App and web page records
══════════════════════════════
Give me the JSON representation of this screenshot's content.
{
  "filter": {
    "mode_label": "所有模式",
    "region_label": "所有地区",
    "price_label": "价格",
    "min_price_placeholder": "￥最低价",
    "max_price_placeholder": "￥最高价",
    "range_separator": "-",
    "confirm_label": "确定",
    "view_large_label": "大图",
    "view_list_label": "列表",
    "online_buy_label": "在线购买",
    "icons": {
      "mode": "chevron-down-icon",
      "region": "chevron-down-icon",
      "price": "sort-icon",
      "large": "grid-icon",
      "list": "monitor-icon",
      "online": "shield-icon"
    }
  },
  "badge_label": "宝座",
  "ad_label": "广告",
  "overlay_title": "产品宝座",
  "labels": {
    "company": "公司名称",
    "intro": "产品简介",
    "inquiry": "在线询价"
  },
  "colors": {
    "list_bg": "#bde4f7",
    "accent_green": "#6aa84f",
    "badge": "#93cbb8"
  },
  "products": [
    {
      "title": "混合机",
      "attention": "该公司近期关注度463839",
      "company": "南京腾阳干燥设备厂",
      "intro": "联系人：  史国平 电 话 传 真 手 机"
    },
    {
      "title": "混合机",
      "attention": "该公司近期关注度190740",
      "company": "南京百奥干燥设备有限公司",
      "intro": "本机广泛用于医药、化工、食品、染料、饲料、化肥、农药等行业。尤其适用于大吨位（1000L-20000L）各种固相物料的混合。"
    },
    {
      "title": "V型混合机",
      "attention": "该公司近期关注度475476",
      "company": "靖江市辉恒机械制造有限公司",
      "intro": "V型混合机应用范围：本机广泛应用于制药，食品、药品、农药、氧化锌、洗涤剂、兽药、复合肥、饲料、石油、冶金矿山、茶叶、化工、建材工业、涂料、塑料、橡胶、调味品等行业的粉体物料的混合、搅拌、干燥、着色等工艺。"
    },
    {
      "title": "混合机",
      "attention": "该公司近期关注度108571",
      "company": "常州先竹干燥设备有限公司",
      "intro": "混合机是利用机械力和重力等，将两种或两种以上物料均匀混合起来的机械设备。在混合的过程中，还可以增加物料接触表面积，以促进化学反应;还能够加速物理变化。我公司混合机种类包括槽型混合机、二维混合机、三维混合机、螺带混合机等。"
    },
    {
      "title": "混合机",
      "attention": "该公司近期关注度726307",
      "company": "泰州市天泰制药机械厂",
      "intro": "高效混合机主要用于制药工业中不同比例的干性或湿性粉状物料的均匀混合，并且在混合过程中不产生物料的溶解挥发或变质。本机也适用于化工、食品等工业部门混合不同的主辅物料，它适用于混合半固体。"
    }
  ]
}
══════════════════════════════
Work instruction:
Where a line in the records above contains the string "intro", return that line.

Output of the task:
    "intro": "产品简介",
      "intro": "联系人：  史国平 电 话 传 真 手 机"
      "intro": "本机广泛用于医药、化工、食品、染料、饲料、化肥、农药等行业。尤其适用于大吨位（1000L-20000L）各种固相物料的混合。"
      "intro": "V型混合机应用范围：本机广泛应用于制药，食品、药品、农药、氧化锌、洗涤剂、兽药、复合肥、饲料、石油、冶金矿山、茶叶、化工、建材工业、涂料、塑料、橡胶、调味品等行业的粉体物料的混合、搅拌、干燥、着色等工艺。"
      "intro": "混合机是利用机械力和重力等，将两种或两种以上物料均匀混合起来的机械设备。在混合的过程中，还可以增加物料接触表面积，以促进化学反应;还能够加速物理变化。我公司混合机种类包括槽型混合机、二维混合机、三维混合机、螺带混合机等。"
      "intro": "高效混合机主要用于制药工业中不同比例的干性或湿性粉状物料的均匀混合，并且在混合过程中不产生物料的溶解挥发或变质。本机也适用于化工、食品等工业部门混合不同的主辅物料，它适用于混合半固体。"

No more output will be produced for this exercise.